━━━━━ Entries supplied ━━━━━
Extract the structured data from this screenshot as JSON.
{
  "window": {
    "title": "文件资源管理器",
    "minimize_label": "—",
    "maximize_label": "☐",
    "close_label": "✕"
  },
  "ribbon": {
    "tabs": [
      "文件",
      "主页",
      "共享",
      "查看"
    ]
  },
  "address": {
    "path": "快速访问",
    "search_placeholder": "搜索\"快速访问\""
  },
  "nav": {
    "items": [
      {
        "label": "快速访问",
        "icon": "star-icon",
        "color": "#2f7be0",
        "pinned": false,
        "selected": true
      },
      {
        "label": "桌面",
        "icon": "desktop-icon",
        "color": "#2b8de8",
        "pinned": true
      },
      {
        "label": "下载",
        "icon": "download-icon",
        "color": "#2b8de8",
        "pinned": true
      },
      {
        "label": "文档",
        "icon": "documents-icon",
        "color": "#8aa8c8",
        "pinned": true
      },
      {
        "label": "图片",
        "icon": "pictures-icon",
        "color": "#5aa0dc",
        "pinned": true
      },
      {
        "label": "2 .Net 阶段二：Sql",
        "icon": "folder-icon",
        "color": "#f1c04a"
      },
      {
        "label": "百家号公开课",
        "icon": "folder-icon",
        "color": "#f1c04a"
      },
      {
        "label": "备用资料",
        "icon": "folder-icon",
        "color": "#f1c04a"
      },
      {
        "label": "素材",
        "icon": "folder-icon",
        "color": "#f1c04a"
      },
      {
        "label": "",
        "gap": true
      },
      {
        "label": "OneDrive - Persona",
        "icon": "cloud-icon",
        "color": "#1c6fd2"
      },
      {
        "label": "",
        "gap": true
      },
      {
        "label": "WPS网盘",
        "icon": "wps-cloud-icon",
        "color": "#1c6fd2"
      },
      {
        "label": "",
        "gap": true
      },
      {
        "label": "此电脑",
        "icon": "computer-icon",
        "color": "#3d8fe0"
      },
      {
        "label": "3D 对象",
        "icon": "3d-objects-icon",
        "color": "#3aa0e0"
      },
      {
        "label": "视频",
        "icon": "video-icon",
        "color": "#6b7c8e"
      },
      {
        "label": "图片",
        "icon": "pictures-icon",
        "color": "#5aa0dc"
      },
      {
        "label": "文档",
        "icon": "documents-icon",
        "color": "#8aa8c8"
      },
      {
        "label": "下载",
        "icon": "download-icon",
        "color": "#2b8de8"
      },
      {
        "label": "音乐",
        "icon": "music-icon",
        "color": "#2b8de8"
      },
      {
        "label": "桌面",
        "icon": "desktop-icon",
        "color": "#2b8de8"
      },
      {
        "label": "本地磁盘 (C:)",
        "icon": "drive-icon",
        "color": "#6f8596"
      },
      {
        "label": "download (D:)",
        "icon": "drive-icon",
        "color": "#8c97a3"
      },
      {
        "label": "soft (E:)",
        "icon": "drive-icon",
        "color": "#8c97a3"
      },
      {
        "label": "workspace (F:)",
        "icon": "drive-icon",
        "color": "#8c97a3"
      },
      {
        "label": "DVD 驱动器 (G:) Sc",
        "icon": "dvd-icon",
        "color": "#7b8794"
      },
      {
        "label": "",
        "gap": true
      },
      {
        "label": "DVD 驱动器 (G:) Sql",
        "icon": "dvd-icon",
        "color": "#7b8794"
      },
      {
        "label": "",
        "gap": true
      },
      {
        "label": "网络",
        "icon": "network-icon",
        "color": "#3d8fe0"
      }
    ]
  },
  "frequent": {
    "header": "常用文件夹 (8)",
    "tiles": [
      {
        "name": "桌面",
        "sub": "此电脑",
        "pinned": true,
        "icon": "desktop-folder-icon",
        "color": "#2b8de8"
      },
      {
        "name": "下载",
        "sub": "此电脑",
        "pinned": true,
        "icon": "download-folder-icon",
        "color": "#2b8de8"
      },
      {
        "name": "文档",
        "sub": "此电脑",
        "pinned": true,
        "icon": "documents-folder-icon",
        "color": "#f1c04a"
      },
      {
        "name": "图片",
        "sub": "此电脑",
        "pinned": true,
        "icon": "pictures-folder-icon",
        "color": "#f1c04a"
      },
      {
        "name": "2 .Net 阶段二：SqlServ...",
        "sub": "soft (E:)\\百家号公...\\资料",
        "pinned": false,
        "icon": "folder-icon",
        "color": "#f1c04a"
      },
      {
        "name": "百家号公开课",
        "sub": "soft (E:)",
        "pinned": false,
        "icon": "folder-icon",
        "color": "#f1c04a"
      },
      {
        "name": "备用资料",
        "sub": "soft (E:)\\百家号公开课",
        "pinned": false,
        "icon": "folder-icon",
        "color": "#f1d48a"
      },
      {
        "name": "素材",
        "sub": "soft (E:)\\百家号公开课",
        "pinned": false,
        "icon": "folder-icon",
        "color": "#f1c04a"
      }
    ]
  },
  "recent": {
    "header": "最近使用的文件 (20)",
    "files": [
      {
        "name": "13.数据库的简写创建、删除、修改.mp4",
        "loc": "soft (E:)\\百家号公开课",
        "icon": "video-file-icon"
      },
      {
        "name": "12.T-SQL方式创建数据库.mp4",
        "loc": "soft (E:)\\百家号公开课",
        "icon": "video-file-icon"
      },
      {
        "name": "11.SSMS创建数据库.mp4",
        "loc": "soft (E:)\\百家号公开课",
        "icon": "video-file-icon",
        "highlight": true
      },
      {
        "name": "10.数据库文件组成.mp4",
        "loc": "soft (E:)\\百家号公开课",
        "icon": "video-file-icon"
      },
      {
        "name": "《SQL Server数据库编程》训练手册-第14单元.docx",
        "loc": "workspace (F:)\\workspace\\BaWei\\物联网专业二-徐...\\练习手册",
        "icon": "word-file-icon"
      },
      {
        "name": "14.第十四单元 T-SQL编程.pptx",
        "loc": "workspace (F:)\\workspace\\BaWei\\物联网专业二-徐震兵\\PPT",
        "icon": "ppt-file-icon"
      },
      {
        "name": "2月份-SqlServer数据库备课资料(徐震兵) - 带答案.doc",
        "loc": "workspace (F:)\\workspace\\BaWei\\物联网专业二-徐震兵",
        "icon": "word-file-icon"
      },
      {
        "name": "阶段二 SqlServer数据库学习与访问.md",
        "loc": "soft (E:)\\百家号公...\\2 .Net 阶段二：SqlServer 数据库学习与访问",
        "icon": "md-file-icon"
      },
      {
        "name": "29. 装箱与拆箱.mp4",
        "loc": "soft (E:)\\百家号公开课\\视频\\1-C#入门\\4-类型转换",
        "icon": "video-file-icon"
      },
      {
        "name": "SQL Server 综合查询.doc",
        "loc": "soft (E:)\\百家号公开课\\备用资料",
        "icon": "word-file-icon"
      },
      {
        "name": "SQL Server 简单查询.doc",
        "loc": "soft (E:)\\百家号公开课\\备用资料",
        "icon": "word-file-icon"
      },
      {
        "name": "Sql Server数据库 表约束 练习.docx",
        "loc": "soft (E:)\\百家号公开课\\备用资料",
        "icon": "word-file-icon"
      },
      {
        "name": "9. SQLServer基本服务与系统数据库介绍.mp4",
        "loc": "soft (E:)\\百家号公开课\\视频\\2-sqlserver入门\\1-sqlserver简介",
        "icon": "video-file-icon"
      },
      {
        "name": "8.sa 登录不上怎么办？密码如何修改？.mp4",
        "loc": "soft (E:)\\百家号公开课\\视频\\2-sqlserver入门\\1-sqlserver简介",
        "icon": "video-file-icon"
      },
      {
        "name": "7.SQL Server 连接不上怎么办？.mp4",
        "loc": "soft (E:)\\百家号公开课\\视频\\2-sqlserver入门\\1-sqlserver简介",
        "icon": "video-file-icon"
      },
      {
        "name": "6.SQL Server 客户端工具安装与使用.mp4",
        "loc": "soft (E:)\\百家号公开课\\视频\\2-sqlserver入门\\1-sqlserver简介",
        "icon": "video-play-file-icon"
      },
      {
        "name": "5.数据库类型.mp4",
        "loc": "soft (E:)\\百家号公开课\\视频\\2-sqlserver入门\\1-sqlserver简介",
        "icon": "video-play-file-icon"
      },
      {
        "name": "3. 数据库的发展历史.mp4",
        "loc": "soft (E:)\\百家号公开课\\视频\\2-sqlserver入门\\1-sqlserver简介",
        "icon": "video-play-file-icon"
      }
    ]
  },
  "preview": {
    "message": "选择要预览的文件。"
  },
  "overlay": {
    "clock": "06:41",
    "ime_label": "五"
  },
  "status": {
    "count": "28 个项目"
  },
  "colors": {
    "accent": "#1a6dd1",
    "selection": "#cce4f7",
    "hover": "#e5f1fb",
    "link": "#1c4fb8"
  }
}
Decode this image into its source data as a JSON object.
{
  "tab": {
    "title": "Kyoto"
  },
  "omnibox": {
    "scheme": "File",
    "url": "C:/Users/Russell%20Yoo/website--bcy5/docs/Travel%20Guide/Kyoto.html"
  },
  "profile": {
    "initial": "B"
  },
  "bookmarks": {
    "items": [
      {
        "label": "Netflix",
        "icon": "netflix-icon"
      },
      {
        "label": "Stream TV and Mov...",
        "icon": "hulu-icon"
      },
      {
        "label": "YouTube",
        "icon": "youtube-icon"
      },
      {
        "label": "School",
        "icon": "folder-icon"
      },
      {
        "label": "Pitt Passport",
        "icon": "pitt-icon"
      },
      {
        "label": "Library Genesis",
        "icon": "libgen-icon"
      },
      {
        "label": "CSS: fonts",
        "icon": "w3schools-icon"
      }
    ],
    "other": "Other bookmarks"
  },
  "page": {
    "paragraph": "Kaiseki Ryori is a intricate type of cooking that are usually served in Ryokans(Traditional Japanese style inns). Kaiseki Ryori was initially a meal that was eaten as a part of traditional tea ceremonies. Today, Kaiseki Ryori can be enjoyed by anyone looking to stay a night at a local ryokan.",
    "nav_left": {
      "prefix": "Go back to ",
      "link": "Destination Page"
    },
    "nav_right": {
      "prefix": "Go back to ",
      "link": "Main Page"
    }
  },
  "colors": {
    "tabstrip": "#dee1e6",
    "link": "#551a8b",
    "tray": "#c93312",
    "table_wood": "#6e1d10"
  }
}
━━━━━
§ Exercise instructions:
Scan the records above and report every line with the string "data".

§ Answer for the task:
Extract the structured data from this screenshot as JSON.
Decode this image into its source data as a JSON object.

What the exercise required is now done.